Start of Block

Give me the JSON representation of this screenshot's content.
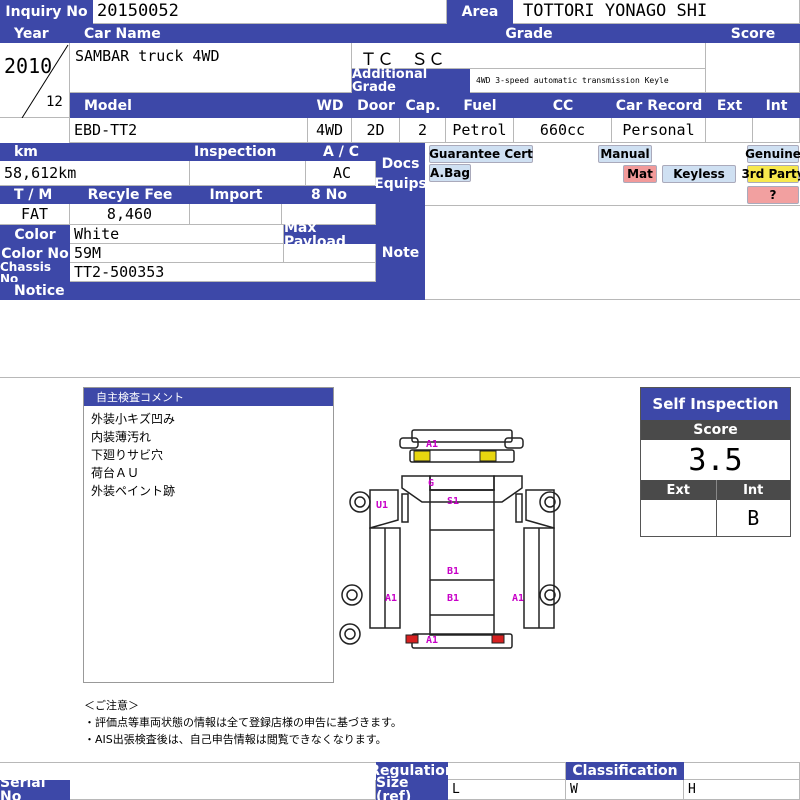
{
  "labels": {
    "inquiry_no": "Inquiry No",
    "area": "Area",
    "year": "Year",
    "car_name": "Car Name",
    "grade": "Grade",
    "score": "Score",
    "additional_grade": "Additional Grade",
    "model": "Model",
    "wd": "WD",
    "door": "Door",
    "cap": "Cap.",
    "fuel": "Fuel",
    "cc": "CC",
    "car_record": "Car Record",
    "ext": "Ext",
    "int": "Int",
    "km": "km",
    "inspection": "Inspection",
    "ac": "A / C",
    "docs_equips": "Docs Equips",
    "tm": "T / M",
    "recycle_fee": "Recyle Fee",
    "import": "Import",
    "eight_no": "8 No",
    "color": "Color",
    "max_payload": "Max Payload",
    "color_no": "Color No",
    "note": "Note",
    "chassis_no": "Chassis No",
    "notice": "Notice",
    "regulation": "Regulation",
    "classification": "Classification",
    "size_ref": "Size (ref)",
    "serial_no": "Serial No",
    "size_l": "L",
    "size_w": "W",
    "size_h": "H"
  },
  "values": {
    "inquiry_no": "20150052",
    "area": "TOTTORI YONAGO SHI",
    "year": "2010",
    "month": "12",
    "car_name": "SAMBAR truck 4WD",
    "grade": "ＴＣ　ＳＣ",
    "additional_grade": "4WD 3-speed automatic transmission Keyle",
    "model": "EBD-TT2",
    "wd": "4WD",
    "door": "2D",
    "cap": "2",
    "fuel": "Petrol",
    "cc": "660cc",
    "car_record": "Personal",
    "km": "58,612km",
    "ac": "AC",
    "tm": "FAT",
    "recycle_fee": "8,460",
    "color": "White",
    "color_no": "59M",
    "chassis_no": "TT2-500353"
  },
  "equip_tags": {
    "guarantee": "Guarantee Cert",
    "manual": "Manual",
    "genuine": "Genuine",
    "abag": "A.Bag",
    "mat": "Mat",
    "keyless": "Keyless",
    "third_party": "3rd Party",
    "question": "?"
  },
  "colors": {
    "header": "#3d48a8",
    "self_header": "#3d48a8",
    "score_header": "#4a4a4a",
    "mark_text": "#c800c8"
  },
  "comments": {
    "title": "自主検査コメント",
    "lines": [
      "外装小キズ凹み",
      "内装薄汚れ",
      "下廻りサビ穴",
      "荷台ＡＵ",
      "外装ペイント跡"
    ]
  },
  "self_inspection": {
    "title": "Self Inspection",
    "score_label": "Score",
    "score": "3.5",
    "ext_label": "Ext",
    "int_label": "Int",
    "ext": "",
    "int": "B"
  },
  "diagram_marks": {
    "front_a1": "A1",
    "g": "G",
    "s1": "S1",
    "u1": "U1",
    "bed_b1_top": "B1",
    "bed_b1_bottom": "B1",
    "left_a1": "A1",
    "right_a1": "A1",
    "rear_a1": "A1"
  },
  "caution": {
    "title": "＜ご注意＞",
    "lines": [
      "・評価点等車両状態の情報は全て登録店様の申告に基づきます。",
      "・AIS出張検査後は、自己申告情報は閲覧できなくなります。"
    ]
  }
}
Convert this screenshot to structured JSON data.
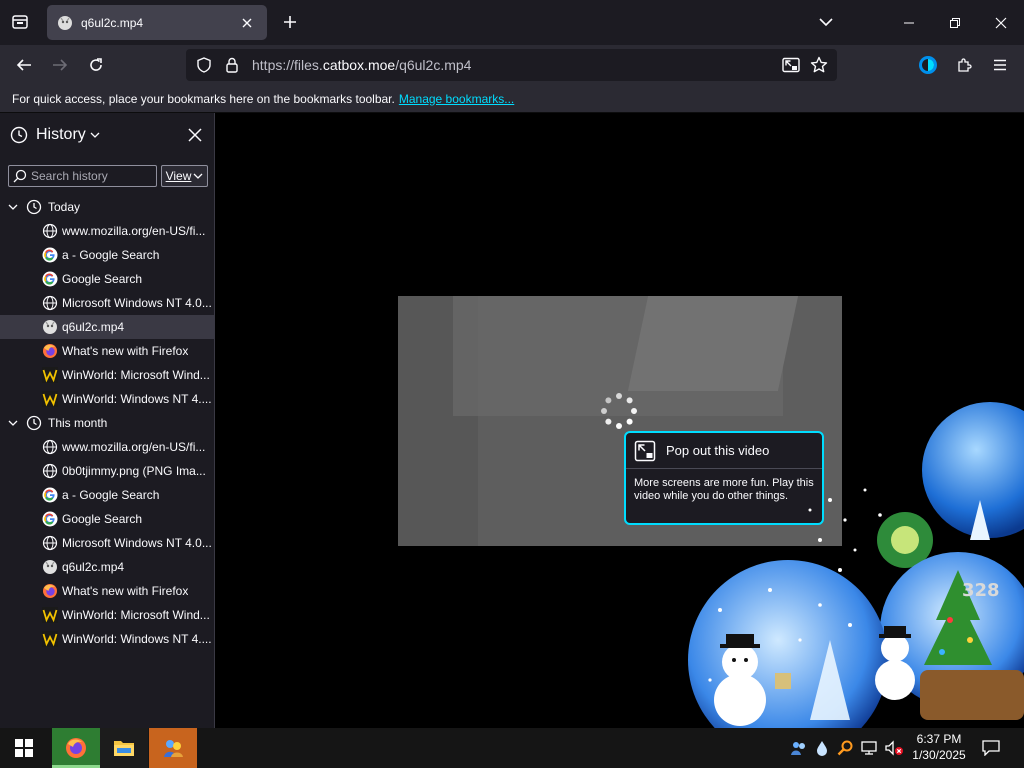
{
  "tab": {
    "title": "q6ul2c.mp4"
  },
  "urlbar": {
    "prefix": "https://files.",
    "domain": "catbox.moe",
    "path": "/q6ul2c.mp4"
  },
  "bookmarks_bar": {
    "message": "For quick access, place your bookmarks here on the bookmarks toolbar.",
    "link": "Manage bookmarks..."
  },
  "sidebar": {
    "title": "History",
    "search_placeholder": "Search history",
    "view_label": "View",
    "groups": [
      {
        "label": "Today",
        "items": [
          {
            "label": "www.mozilla.org/en-US/fi...",
            "icon": "globe-icon"
          },
          {
            "label": "a - Google Search",
            "icon": "google-icon"
          },
          {
            "label": "Google Search",
            "icon": "google-icon"
          },
          {
            "label": "Microsoft Windows NT 4.0...",
            "icon": "globe-icon"
          },
          {
            "label": "q6ul2c.mp4",
            "icon": "catbox-icon",
            "selected": true
          },
          {
            "label": "What's new with Firefox",
            "icon": "firefox-icon"
          },
          {
            "label": "WinWorld: Microsoft Wind...",
            "icon": "winworld-icon"
          },
          {
            "label": "WinWorld: Windows NT 4....",
            "icon": "winworld-icon"
          }
        ]
      },
      {
        "label": "This month",
        "items": [
          {
            "label": "www.mozilla.org/en-US/fi...",
            "icon": "globe-icon"
          },
          {
            "label": "0b0tjimmy.png (PNG Ima...",
            "icon": "globe-icon"
          },
          {
            "label": "a - Google Search",
            "icon": "google-icon"
          },
          {
            "label": "Google Search",
            "icon": "google-icon"
          },
          {
            "label": "Microsoft Windows NT 4.0...",
            "icon": "globe-icon"
          },
          {
            "label": "q6ul2c.mp4",
            "icon": "catbox-icon"
          },
          {
            "label": "What's new with Firefox",
            "icon": "firefox-icon"
          },
          {
            "label": "WinWorld: Microsoft Wind...",
            "icon": "winworld-icon"
          },
          {
            "label": "WinWorld: Windows NT 4....",
            "icon": "winworld-icon"
          }
        ]
      }
    ]
  },
  "pip_tooltip": {
    "title": "Pop out this video",
    "body": "More screens are more fun. Play this video while you do other things."
  },
  "globe_number": "328",
  "taskbar": {
    "time": "6:37 PM",
    "date": "1/30/2025"
  },
  "colors": {
    "accent": "#00ddff",
    "tab_active": "#42414d",
    "toolbar": "#2b2a33",
    "sidebar": "#1c1b22"
  }
}
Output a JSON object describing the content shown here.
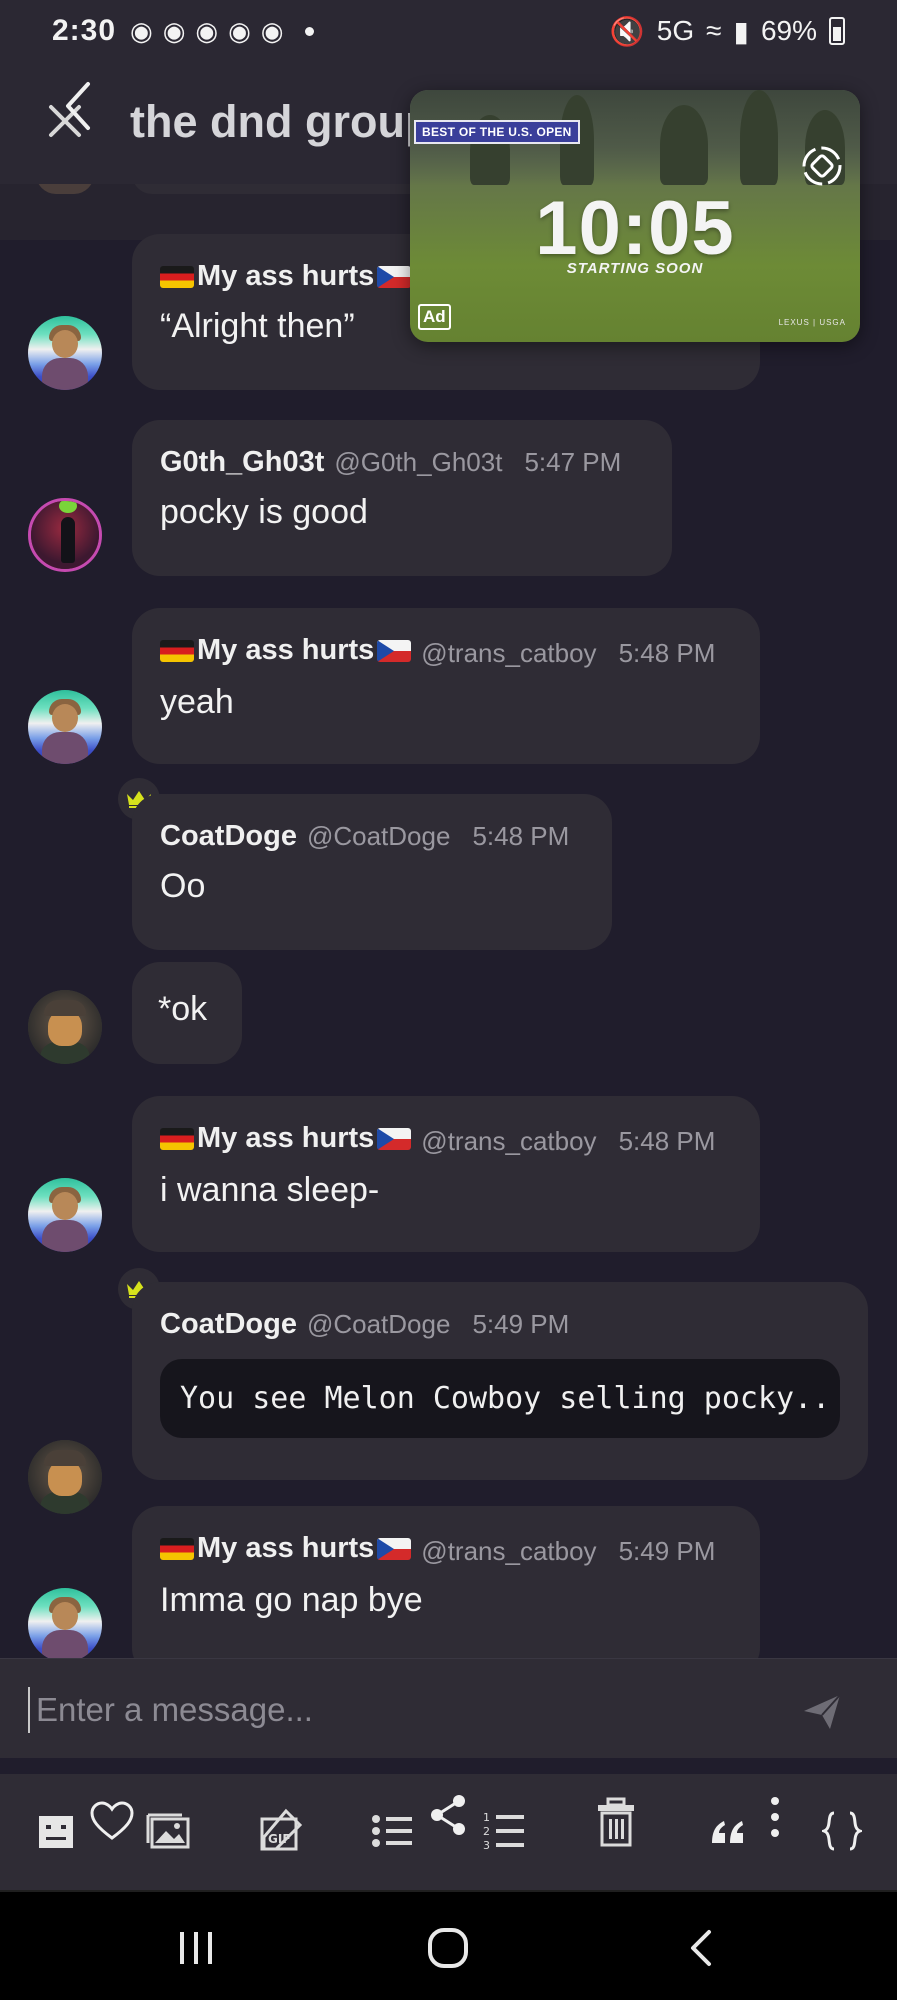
{
  "status_bar": {
    "time": "2:30",
    "app_icons": [
      "discord-icon",
      "discord-icon",
      "discord-icon",
      "discord-icon",
      "discord-icon"
    ],
    "network": "5G",
    "battery": "69%"
  },
  "header": {
    "title": "the dnd group"
  },
  "ad_video": {
    "tag": "BEST OF THE U.S. OPEN",
    "countdown": "10:05",
    "subtitle": "STARTING SOON",
    "ad_label": "Ad",
    "sponsor": "LEXUS | USGA"
  },
  "messages": [
    {
      "name": "My ass hurts",
      "handle": "",
      "time": "",
      "text": "“Alright then”",
      "flags": true
    },
    {
      "name": "G0th_Gh03t",
      "handle": "@G0th_Gh03t",
      "time": "5:47 PM",
      "text": "pocky is good",
      "flags": false
    },
    {
      "name": "My ass hurts",
      "handle": "@trans_catboy",
      "time": "5:48 PM",
      "text": "yeah",
      "flags": true
    },
    {
      "name": "CoatDoge",
      "handle": "@CoatDoge",
      "time": "5:48 PM",
      "text": "Oo",
      "flags": false
    },
    {
      "name": "",
      "handle": "",
      "time": "",
      "text": "*ok",
      "flags": false
    },
    {
      "name": "My ass hurts",
      "handle": "@trans_catboy",
      "time": "5:48 PM",
      "text": "i wanna sleep-",
      "flags": true
    },
    {
      "name": "CoatDoge",
      "handle": "@CoatDoge",
      "time": "5:49 PM",
      "text": "You see Melon Cowboy selling pocky..",
      "flags": false
    },
    {
      "name": "My ass hurts",
      "handle": "@trans_catboy",
      "time": "5:49 PM",
      "text": "Imma go nap bye",
      "flags": true
    }
  ],
  "composer": {
    "placeholder": "Enter a message..."
  },
  "toolbar": {
    "icons": [
      "emoji-face-icon",
      "heart-icon",
      "image-icon",
      "gif-icon",
      "bullet-list-icon",
      "share-icon",
      "numbered-list-icon",
      "trash-icon",
      "quote-icon",
      "more-icon",
      "code-icon"
    ]
  },
  "colors": {
    "background": "#201d2c",
    "bubble": "#2f2c35",
    "header": "#2b2833",
    "crown": "#d6e21c",
    "muted_text": "#9a98a0"
  }
}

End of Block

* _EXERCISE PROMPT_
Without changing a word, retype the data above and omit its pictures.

* _YOUR RESPONSE_
Give me the JSON representation of this screenshot's content.
{
  "labels": {
    "inquiry_no": "Inquiry No",
    "area": "Area",
    "year": "Year",
    "car_name": "Car Name",
    "grade": "Grade",
    "score": "Score",
    "additional_grade": "Additional Grade",
    "model": "Model",
    "wd": "WD",
    "door": "Door",
    "cap": "Cap.",
    "fuel": "Fuel",
    "cc": "CC",
    "car_record": "Car Record",
    "ext": "Ext",
    "int": "Int",
    "km": "km",
    "inspection": "Inspection",
    "ac": "A / C",
    "docs_equips": "Docs Equips",
    "tm": "T / M",
    "recycle_fee": "Recyle Fee",
    "import": "Import",
    "eight_no": "8 No",
    "color": "Color",
    "max_payload": "Max Payload",
    "color_no": "Color No",
    "note": "Note",
    "chassis_no": "Chassis No",
    "notice": "Notice",
    "regulation": "Regulation",
    "classification": "Classification",
    "size_ref": "Size (ref)",
    "serial_no": "Serial No",
    "size_l": "L",
    "size_w": "W",
    "size_h": "H"
  },
  "values": {
    "inquiry_no": "20150052",
    "area": "TOTTORI YONAGO SHI",
    "year": "2010",
    "month": "12",
    "car_name": "SAMBAR truck 4WD",
    "grade": "ＴＣ　ＳＣ",
    "additional_grade": "4WD 3-speed automatic transmission Keyle",
    "model": "EBD-TT2",
    "wd": "4WD",
    "door": "2D",
    "cap": "2",
    "fuel": "Petrol",
    "cc": "660cc",
    "car_record": "Personal",
    "km": "58,612km",
    "ac": "AC",
    "tm": "FAT",
    "recycle_fee": "8,460",
    "color": "White",
    "color_no": "59M",
    "chassis_no": "TT2-500353"
  },
  "equip_tags": {
    "guarantee": "Guarantee Cert",
    "manual": "Manual",
    "genuine": "Genuine",
    "abag": "A.Bag",
    "mat": "Mat",
    "keyless": "Keyless",
    "third_party": "3rd Party",
    "question": "?"
  },
  "colors": {
    "header": "#3d48a8",
    "self_header": "#3d48a8",
    "score_header": "#4a4a4a",
    "mark_text": "#c800c8"
  },
  "comments": {
    "title": "自主検査コメント",
    "lines": [
      "外装小キズ凹み",
      "内装薄汚れ",
      "下廻りサビ穴",
      "荷台ＡＵ",
      "外装ペイント跡"
    ]
  },
  "self_inspection": {
    "title": "Self Inspection",
    "score_label": "Score",
    "score": "3.5",
    "ext_label": "Ext",
    "int_label": "Int",
    "ext": "",
    "int": "B"
  },
  "diagram_marks": {
    "front_a1": "A1",
    "g": "G",
    "s1": "S1",
    "u1": "U1",
    "bed_b1_top": "B1",
    "bed_b1_bottom": "B1",
    "left_a1": "A1",
    "right_a1": "A1",
    "rear_a1": "A1"
  },
  "caution": {
    "title": "＜ご注意＞",
    "lines": [
      "・評価点等車両状態の情報は全て登録店様の申告に基づきます。",
      "・AIS出張検査後は、自己申告情報は閲覧できなくなります。"
    ]
  }
}
Convert this screenshot to structured JSON data.
{
  "tab": {
    "title": "q6ul2c.mp4"
  },
  "urlbar": {
    "prefix": "https://files.",
    "domain": "catbox.moe",
    "path": "/q6ul2c.mp4"
  },
  "bookmarks_bar": {
    "message": "For quick access, place your bookmarks here on the bookmarks toolbar.",
    "link": "Manage bookmarks..."
  },
  "sidebar": {
    "title": "History",
    "search_placeholder": "Search history",
    "view_label": "View",
    "groups": [
      {
        "label": "Today",
        "items": [
          {
            "label": "www.mozilla.org/en-US/fi...",
            "icon": "globe-icon"
          },
          {
            "label": "a - Google Search",
            "icon": "google-icon"
          },
          {
            "label": "Google Search",
            "icon": "google-icon"
          },
          {
            "label": "Microsoft Windows NT 4.0...",
            "icon": "globe-icon"
          },
          {
            "label": "q6ul2c.mp4",
            "icon": "catbox-icon",
            "selected": true
          },
          {
            "label": "What's new with Firefox",
            "icon": "firefox-icon"
          },
          {
            "label": "WinWorld: Microsoft Wind...",
            "icon": "winworld-icon"
          },
          {
            "label": "WinWorld: Windows NT 4....",
            "icon": "winworld-icon"
          }
        ]
      },
      {
        "label": "This month",
        "items": [
          {
            "label": "www.mozilla.org/en-US/fi...",
            "icon": "globe-icon"
          },
          {
            "label": "0b0tjimmy.png (PNG Ima...",
            "icon": "globe-icon"
          },
          {
            "label": "a - Google Search",
            "icon": "google-icon"
          },
          {
            "label": "Google Search",
            "icon": "google-icon"
          },
          {
            "label": "Microsoft Windows NT 4.0...",
            "icon": "globe-icon"
          },
          {
            "label": "q6ul2c.mp4",
            "icon": "catbox-icon"
          },
          {
            "label": "What's new with Firefox",
            "icon": "firefox-icon"
          },
          {
            "label": "WinWorld: Microsoft Wind...",
            "icon": "winworld-icon"
          },
          {
            "label": "WinWorld: Windows NT 4....",
            "icon": "winworld-icon"
          }
        ]
      }
    ]
  },
  "pip_tooltip": {
    "title": "Pop out this video",
    "body": "More screens are more fun. Play this video while you do other things."
  },
  "globe_number": "328",
  "taskbar": {
    "time": "6:37 PM",
    "date": "1/30/2025"
  },
  "colors": {
    "accent": "#00ddff",
    "tab_active": "#42414d",
    "toolbar": "#2b2a33",
    "sidebar": "#1c1b22"
  }
}
Output a JSON object describing the content shown here.
{
  "status_bar": {
    "time": "2:30",
    "app_icons": [
      "discord-icon",
      "discord-icon",
      "discord-icon",
      "discord-icon",
      "discord-icon"
    ],
    "network": "5G",
    "battery": "69%"
  },
  "header": {
    "title": "the dnd group"
  },
  "ad_video": {
    "tag": "BEST OF THE U.S. OPEN",
    "countdown": "10:05",
    "subtitle": "STARTING SOON",
    "ad_label": "Ad",
    "sponsor": "LEXUS | USGA"
  },
  "messages": [
    {
      "name": "My ass hurts",
      "handle": "",
      "time": "",
      "text": "“Alright then”",
      "flags": true
    },
    {
      "name": "G0th_Gh03t",
      "handle": "@G0th_Gh03t",
      "time": "5:47 PM",
      "text": "pocky is good",
      "flags": false
    },
    {
      "name": "My ass hurts",
      "handle": "@trans_catboy",
      "time": "5:48 PM",
      "text": "yeah",
      "flags": true
    },
    {
      "name": "CoatDoge",
      "handle": "@CoatDoge",
      "time": "5:48 PM",
      "text": "Oo",
      "flags": false
    },
    {
      "name": "",
      "handle": "",
      "time": "",
      "text": "*ok",
      "flags": false
    },
    {
      "name": "My ass hurts",
      "handle": "@trans_catboy",
      "time": "5:48 PM",
      "text": "i wanna sleep-",
      "flags": true
    },
    {
      "name": "CoatDoge",
      "handle": "@CoatDoge",
      "time": "5:49 PM",
      "text": "You see Melon Cowboy selling pocky..",
      "flags": false
    },
    {
      "name": "My ass hurts",
      "handle": "@trans_catboy",
      "time": "5:49 PM",
      "text": "Imma go nap bye",
      "flags": true
    }
  ],
  "composer": {
    "placeholder": "Enter a message..."
  },
  "toolbar": {
    "icons": [
      "emoji-face-icon",
      "heart-icon",
      "image-icon",
      "gif-icon",
      "bullet-list-icon",
      "share-icon",
      "numbered-list-icon",
      "trash-icon",
      "quote-icon",
      "more-icon",
      "code-icon"
    ]
  },
  "colors": {
    "background": "#201d2c",
    "bubble": "#2f2c35",
    "header": "#2b2833",
    "crown": "#d6e21c",
    "muted_text": "#9a98a0"
  }
}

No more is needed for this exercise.